Martinez founded TEAK in 2004, growing it from a post production company to a wholly unique San Francisco offering - a soup to nuts content creation shop, rooted in social media and syndication expertise.
The Logitech project follows several high-profile recent releases for TEAK, including the creation of a YouTube channel and other multimedia components for the launch of Google's Nexus One smartphone; Move, a three-minute film introducing Sony's PlayStation Move motion-sensing controller; and a brand video and pair of promos for backpack giant JanSport.
Bell shot the campaign with an eye for VFX components. TEAK's team created front and back TV suits for an actor to wear around his legs in shooting, and then digitally removed the actor's upper body in post. The end product is a TV that appears as a box with a pair of stump legs and a screen that continually shifts between a giant grin and an enormous emotive eye, both of which TEAK added in CG post.
"Rather than buy interest with a fat media budget, Logitech sought to create interest with an engaging story," stated Bell. " I wanted a simple creature; something real, awkward and almost sympathetic that viewers could connect with. The guys at TEAK went above and beyond to make it perfect."
"The ability to handle a project from napkin scratch to final cut, this job - with its various components, interesting storyline, and diverse demands - fit perfectly into our model," noted Martinez. "Plus Bell and I developed a great synergy at Goodby and have maintained the relationship both personally and professionally over the years, so I was eager to work with him again and help him launch into directing.
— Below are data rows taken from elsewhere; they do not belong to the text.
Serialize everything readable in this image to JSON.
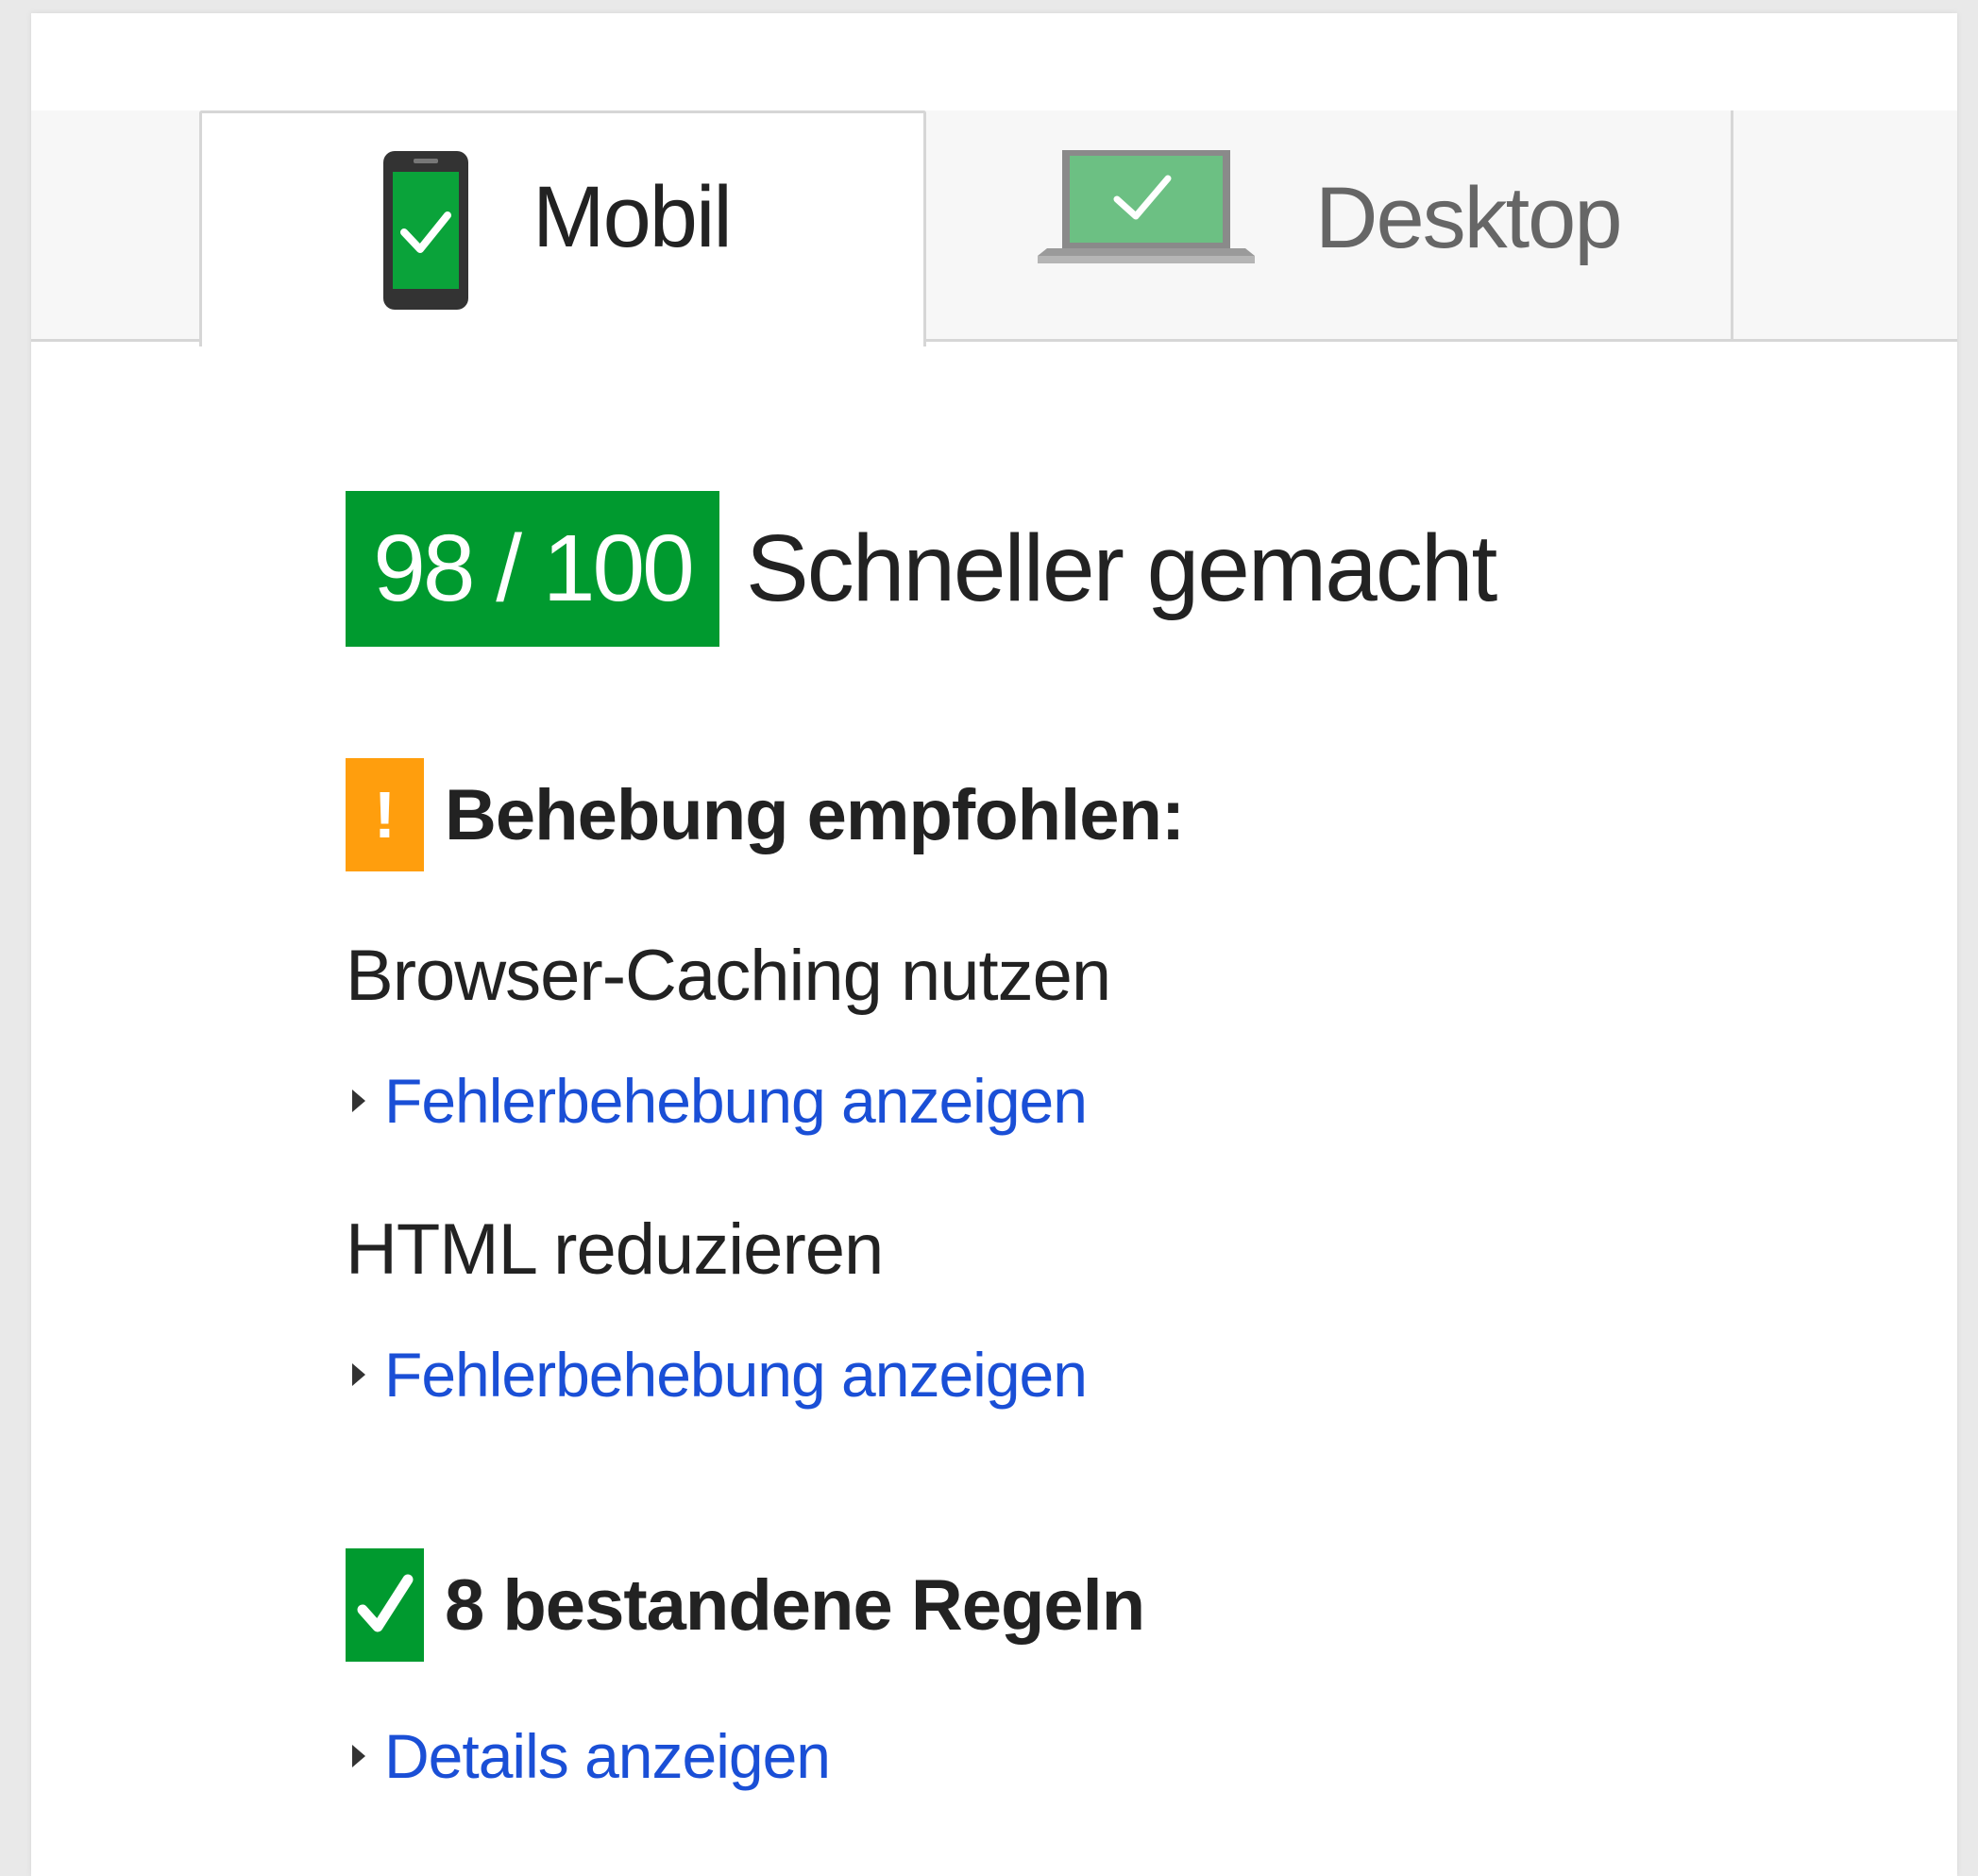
{
  "tabs": [
    {
      "label": "Mobil",
      "icon": "mobile-phone-check-icon",
      "selected": true
    },
    {
      "label": "Desktop",
      "icon": "laptop-check-icon",
      "selected": false
    }
  ],
  "score": {
    "value": "98 / 100",
    "label": "Schneller gemacht",
    "color": "#009a2f"
  },
  "recommended": {
    "title": "Behebung empfohlen:",
    "icon_glyph": "!",
    "icon": "warning-icon",
    "color": "#ff9e0d",
    "rules": [
      {
        "name": "Browser-Caching nutzen",
        "link": "Fehlerbehebung anzeigen"
      },
      {
        "name": "HTML reduzieren",
        "link": "Fehlerbehebung anzeigen"
      }
    ]
  },
  "passed": {
    "title": "8 bestandene Regeln",
    "icon": "checkmark-icon",
    "link": "Details anzeigen",
    "color": "#009a2f"
  },
  "colors": {
    "link": "#1a4fd6",
    "text": "#222222",
    "inactive_tab_text": "#666666"
  }
}
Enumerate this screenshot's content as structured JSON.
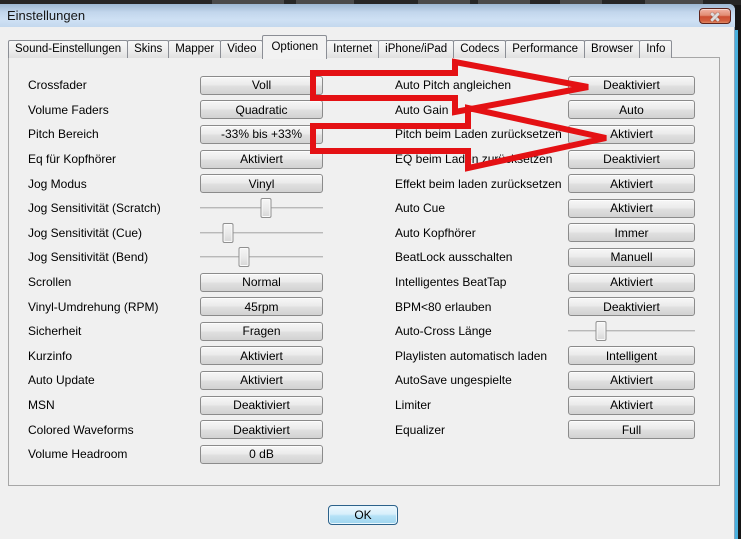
{
  "window": {
    "title": "Einstellungen"
  },
  "tabs": [
    "Sound-Einstellungen",
    "Skins",
    "Mapper",
    "Video",
    "Optionen",
    "Internet",
    "iPhone/iPad",
    "Codecs",
    "Performance",
    "Browser",
    "Info"
  ],
  "active_tab": "Optionen",
  "left_rows": [
    {
      "label": "Crossfader",
      "value": "Voll"
    },
    {
      "label": "Volume Faders",
      "value": "Quadratic"
    },
    {
      "label": "Pitch Bereich",
      "value": "-33% bis +33%"
    },
    {
      "label": "Eq für Kopfhörer",
      "value": "Aktiviert"
    },
    {
      "label": "Jog Modus",
      "value": "Vinyl"
    },
    {
      "label": "Jog Sensitivität (Scratch)",
      "thumb_left": "54%"
    },
    {
      "label": "Jog Sensitivität (Cue)",
      "thumb_left": "23%"
    },
    {
      "label": "Jog Sensitivität (Bend)",
      "thumb_left": "36%"
    },
    {
      "label": "Scrollen",
      "value": "Normal"
    },
    {
      "label": "Vinyl-Umdrehung (RPM)",
      "value": "45rpm"
    },
    {
      "label": "Sicherheit",
      "value": "Fragen"
    },
    {
      "label": "Kurzinfo",
      "value": "Aktiviert"
    },
    {
      "label": "Auto Update",
      "value": "Aktiviert"
    },
    {
      "label": "MSN",
      "value": "Deaktiviert"
    },
    {
      "label": "Colored Waveforms",
      "value": "Deaktiviert"
    },
    {
      "label": "Volume Headroom",
      "value": "0 dB"
    }
  ],
  "right_rows": [
    {
      "label": "Auto Pitch angleichen",
      "value": "Deaktiviert"
    },
    {
      "label": "Auto Gain",
      "value": "Auto"
    },
    {
      "label": "Pitch beim Laden zurücksetzen",
      "value": "Aktiviert"
    },
    {
      "label": "EQ beim Laden zurücksetzen",
      "value": "Deaktiviert"
    },
    {
      "label": "Effekt beim laden zurücksetzen",
      "value": "Aktiviert"
    },
    {
      "label": "Auto Cue",
      "value": "Aktiviert"
    },
    {
      "label": "Auto Kopfhörer",
      "value": "Immer"
    },
    {
      "label": "BeatLock ausschalten",
      "value": "Manuell"
    },
    {
      "label": "Intelligentes BeatTap",
      "value": "Aktiviert"
    },
    {
      "label": "BPM<80 erlauben",
      "value": "Deaktiviert"
    },
    {
      "label": "Auto-Cross Länge",
      "thumb_left": "26%"
    },
    {
      "label": "Playlisten automatisch laden",
      "value": "Intelligent"
    },
    {
      "label": "AutoSave ungespielte",
      "value": "Aktiviert"
    },
    {
      "label": "Limiter",
      "value": "Aktiviert"
    },
    {
      "label": "Equalizer",
      "value": "Full"
    }
  ],
  "footer": {
    "ok_label": "OK"
  },
  "annotations": {
    "arrow_1_target": "Auto Pitch angleichen / Deaktiviert",
    "arrow_2_target": "Pitch beim Laden zurücksetzen / Aktiviert"
  },
  "colors": {
    "arrow_red": "#e41114",
    "dialog_gray": "#f0f0f0",
    "titlebar_blue": "#c2d6ec",
    "ok_button_blue": "#b5e2f7",
    "close_button_red": "#cd4f33",
    "backdrop_glow_cyan": "#49b0dd"
  }
}
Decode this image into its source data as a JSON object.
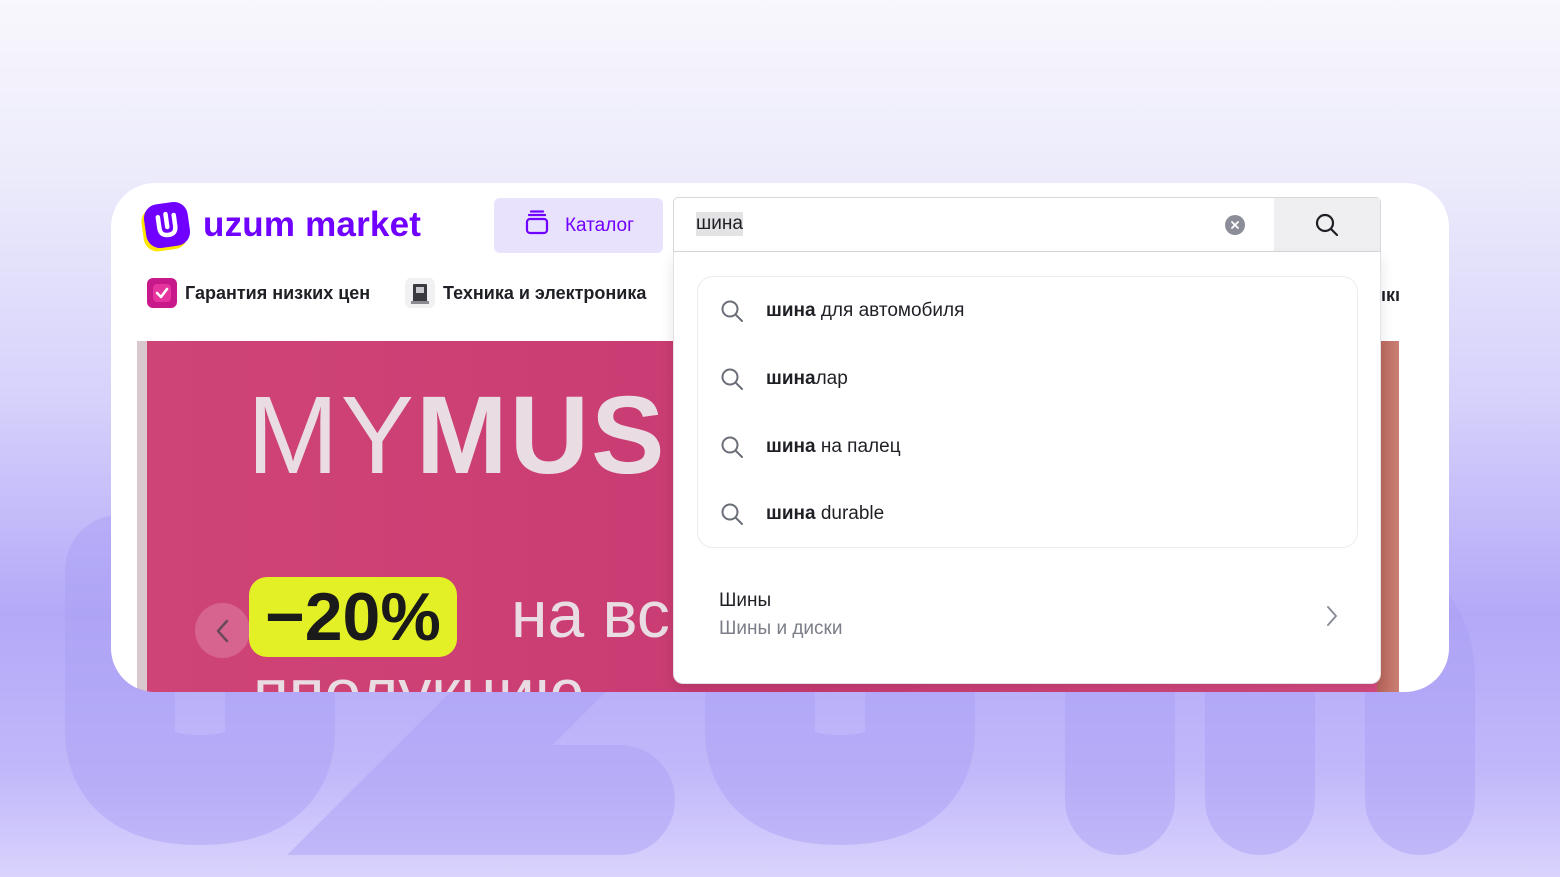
{
  "brand": {
    "name": "uzum market",
    "color": "#7000ff",
    "accent": "#ffe500"
  },
  "header": {
    "catalog_label": "Каталог",
    "search": {
      "value": "шина",
      "placeholder": ""
    }
  },
  "quick_links": [
    {
      "label": "Гарантия низких цен",
      "icon": "checkmark-icon"
    },
    {
      "label": "Техника и электроника",
      "icon": "appliance-icon"
    },
    {
      "label": "ıкı",
      "icon": ""
    }
  ],
  "suggestions": [
    {
      "bold": "шина",
      "rest": " для автомобиля"
    },
    {
      "bold": "шина",
      "rest": "лар"
    },
    {
      "bold": "шина",
      "rest": " на палец"
    },
    {
      "bold": "шина",
      "rest": " durable"
    }
  ],
  "category_suggestion": {
    "title": "Шины",
    "subtitle": "Шины и диски"
  },
  "banner": {
    "title_light": "MY",
    "title_bold": "MUS",
    "discount": "−20%",
    "subtitle": "на вс",
    "subtitle_line2": "пполукцию",
    "background": "#c93f76",
    "discount_color": "#e4f026"
  }
}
Working with talent of his caliber speaks volumes about the progress we've made at TEAK in our quest from humble post house to full-service digital studio."